Website and app data records
***

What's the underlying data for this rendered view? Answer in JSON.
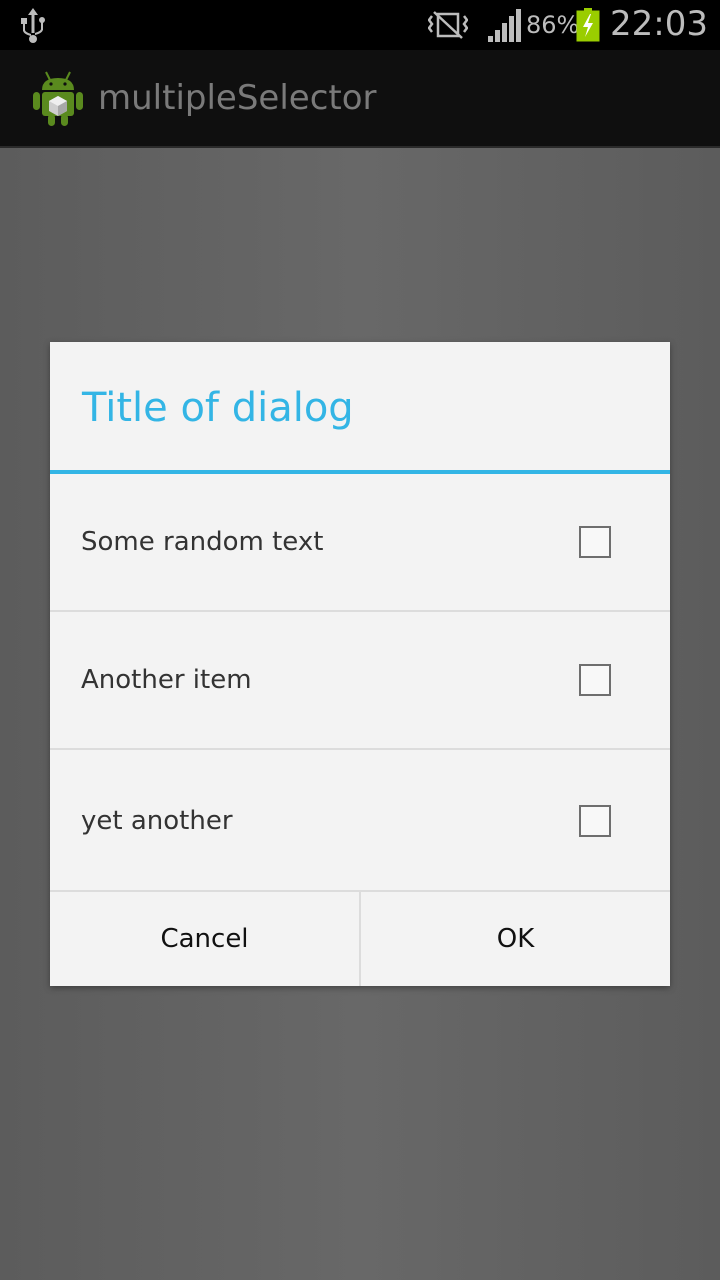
{
  "status_bar": {
    "battery_percent": "86%",
    "time": "22:03",
    "icons": [
      "usb-icon",
      "no-signal-vibrate-icon",
      "signal-icon",
      "battery-charging-icon"
    ]
  },
  "action_bar": {
    "app_title": "multipleSelector",
    "icon": "android-app-icon"
  },
  "dialog": {
    "title": "Title of dialog",
    "accent_color": "#33b5e5",
    "items": [
      {
        "label": "Some random text",
        "checked": false
      },
      {
        "label": "Another item",
        "checked": false
      },
      {
        "label": "yet another",
        "checked": false
      }
    ],
    "buttons": {
      "cancel": "Cancel",
      "ok": "OK"
    }
  }
}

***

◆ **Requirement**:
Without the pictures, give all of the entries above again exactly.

◆ **Completed task**:
What's the underlying data for this rendered view? Answer in JSON.
{
  "status_bar": {
    "battery_percent": "86%",
    "time": "22:03",
    "icons": [
      "usb-icon",
      "no-signal-vibrate-icon",
      "signal-icon",
      "battery-charging-icon"
    ]
  },
  "action_bar": {
    "app_title": "multipleSelector",
    "icon": "android-app-icon"
  },
  "dialog": {
    "title": "Title of dialog",
    "accent_color": "#33b5e5",
    "items": [
      {
        "label": "Some random text",
        "checked": false
      },
      {
        "label": "Another item",
        "checked": false
      },
      {
        "label": "yet another",
        "checked": false
      }
    ],
    "buttons": {
      "cancel": "Cancel",
      "ok": "OK"
    }
  }
}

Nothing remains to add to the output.